Published

Journal Article

Hereditary hemochromatosis is most commonly caused by homozygosity for a point mutation (C282Y) in the human hemochromatosis gene (HFE). The mechanism by which HFE regulates iron absorption is not known, but the C282Y mutation results in loss of cell surface expression of the human hemachromatosis protein (HFE) and hyperabsorption of iron by the duodenal enterocyte. Mice homozygous for a deletion in the mouse hemochromatosis gene (Hfe) or a mutation equivalent to that seen in human hereditary hemochromatosis (C282Y) were compared with wild-type animals for their ability to regulate iron absorption. Both mutant strains hyperabsorbed (59)Fe administered by gavage. Feeding a diet supplemented with carbonyl iron resulted in a more than 5-fold reduction of (59)Fe absorption in both wild-type and mutant mouse strains. Similarly, the iron loading associated with age in Hfe mutant mice resulted in nearly a 4-fold reduction in iron absorption. When mice were stimulated to absorb iron either by depleting iron stores or by inducing erythropoiesis, wild type and Hfe mutant strains increased absorption to similar levels, approximately 5-fold over control values. Our data indicate that Hfe mutant mice retain the ability to regulate iron absorption. Mouse hemachromatosis protein (Hfe) plays a minor role in down-regulation but does not influence the up-regulation of iron absorption.

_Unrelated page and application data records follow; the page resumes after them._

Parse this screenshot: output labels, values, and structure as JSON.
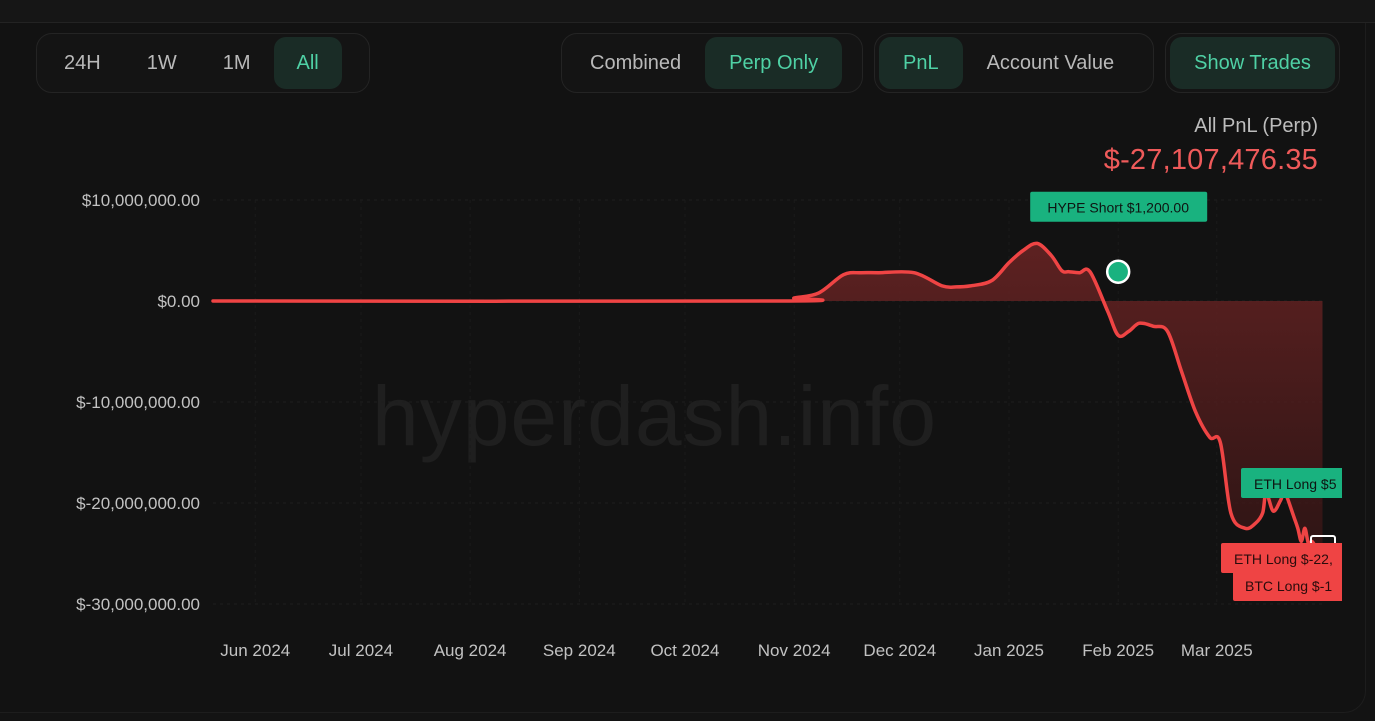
{
  "range_tabs": [
    {
      "label": "24H",
      "active": false
    },
    {
      "label": "1W",
      "active": false
    },
    {
      "label": "1M",
      "active": false
    },
    {
      "label": "All",
      "active": true
    }
  ],
  "mode_tabs": [
    {
      "label": "Combined",
      "active": false
    },
    {
      "label": "Perp Only",
      "active": true
    }
  ],
  "metric_tabs": [
    {
      "label": "PnL",
      "active": true
    },
    {
      "label": "Account Value",
      "active": false
    }
  ],
  "show_trades_label": "Show Trades",
  "summary": {
    "label": "All PnL (Perp)",
    "value": "$-27,107,476.35"
  },
  "watermark": "hyperdash.info",
  "colors": {
    "line": "#ef4444",
    "fill": "#5a2222",
    "accent": "#4fd1a5",
    "short_tag": "#19b27f",
    "long_loss_tag": "#ef4444"
  },
  "chart_data": {
    "type": "area",
    "ylim": [
      -30000000,
      10000000
    ],
    "yticks": [
      10000000,
      0,
      -10000000,
      -20000000,
      -30000000
    ],
    "ytick_labels": [
      "$10,000,000.00",
      "$0.00",
      "$-10,000,000.00",
      "$-20,000,000.00",
      "$-30,000,000.00"
    ],
    "xlim": [
      "2024-05-20",
      "2025-04-01"
    ],
    "xticks": [
      "2024-06-01",
      "2024-07-01",
      "2024-08-01",
      "2024-09-01",
      "2024-10-01",
      "2024-11-01",
      "2024-12-01",
      "2025-01-01",
      "2025-02-01",
      "2025-03-01"
    ],
    "xtick_labels": [
      "Jun 2024",
      "Jul 2024",
      "Aug 2024",
      "Sep 2024",
      "Oct 2024",
      "Nov 2024",
      "Dec 2024",
      "Jan 2025",
      "Feb 2025",
      "Mar 2025"
    ],
    "series": [
      {
        "x": [
          "2024-05-20",
          "2024-10-27",
          "2024-11-01",
          "2024-11-08",
          "2024-11-15",
          "2024-11-20",
          "2024-11-25",
          "2024-12-05",
          "2024-12-13",
          "2024-12-17",
          "2024-12-21",
          "2024-12-27",
          "2025-01-01",
          "2025-01-05",
          "2025-01-09",
          "2025-01-13",
          "2025-01-16",
          "2025-01-18",
          "2025-01-21",
          "2025-01-24",
          "2025-01-29",
          "2025-02-01",
          "2025-02-04",
          "2025-02-07",
          "2025-02-11",
          "2025-02-15",
          "2025-02-19",
          "2025-02-23",
          "2025-02-27",
          "2025-03-02",
          "2025-03-05",
          "2025-03-09",
          "2025-03-12",
          "2025-03-14",
          "2025-03-15",
          "2025-03-17",
          "2025-03-19",
          "2025-03-20",
          "2025-03-21",
          "2025-03-23",
          "2025-03-24",
          "2025-03-25",
          "2025-03-26",
          "2025-03-27",
          "2025-03-28",
          "2025-03-29",
          "2025-03-31"
        ],
        "y": [
          0,
          0,
          300000,
          800000,
          2600000,
          2800000,
          2800000,
          2800000,
          1500000,
          1400000,
          1500000,
          2000000,
          3800000,
          5000000,
          5700000,
          4500000,
          3000000,
          2900000,
          2800000,
          2900000,
          -1000000,
          -3400000,
          -3000000,
          -2200000,
          -2500000,
          -3000000,
          -7000000,
          -11000000,
          -13500000,
          -14000000,
          -21000000,
          -22500000,
          -22000000,
          -21000000,
          -19000000,
          -20800000,
          -19800000,
          -19000000,
          -19500000,
          -21500000,
          -22500000,
          -23800000,
          -22500000,
          -24000000,
          -23800000,
          -24200000,
          -24200000
        ]
      }
    ],
    "trade_markers": [
      {
        "label": "HYPE Short $1,200.00",
        "x": "2025-02-01",
        "y": 2900000,
        "kind": "short"
      },
      {
        "label": "ETH Long $5",
        "kind": "long"
      },
      {
        "label": "ETH Long $-22,",
        "kind": "long-loss"
      },
      {
        "label": "BTC Long $-1",
        "kind": "long-loss"
      }
    ]
  }
}
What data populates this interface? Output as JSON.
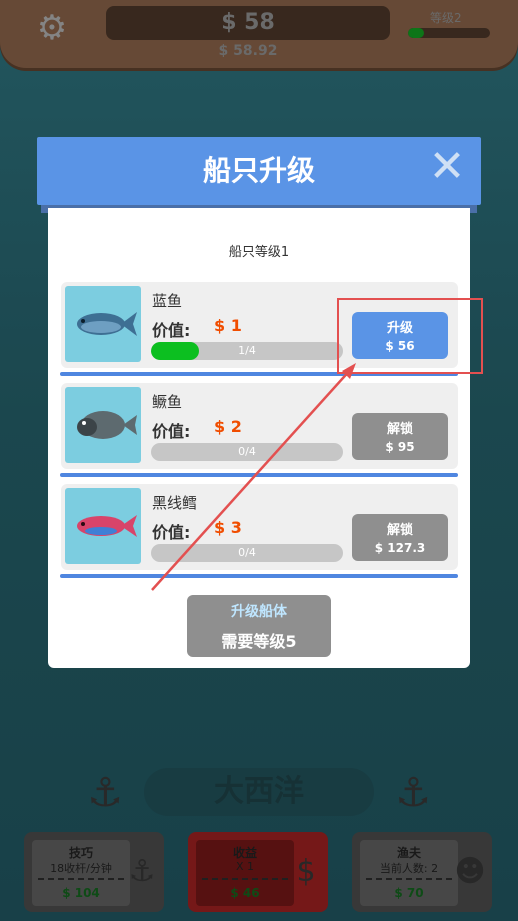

Full Text

Duke Authors

Cited Authors

  • Ajioka, RS; Levy, JE; Andrews, NC; Kushner, JP

Published Date

  • August 15, 2002

Published In

Volume / Issue

  • 100 / 4

Start / End Page

  • 1465 - 1469

PubMed ID

  • 12149232

Pubmed Central ID

  • 12149232

International Standard Serial Number (ISSN)

  • 0006-4971

Digital Object Identifier (DOI)

  • 10.1182/blood-2001-11-0037

Language

  • eng

Conference Location

  • United States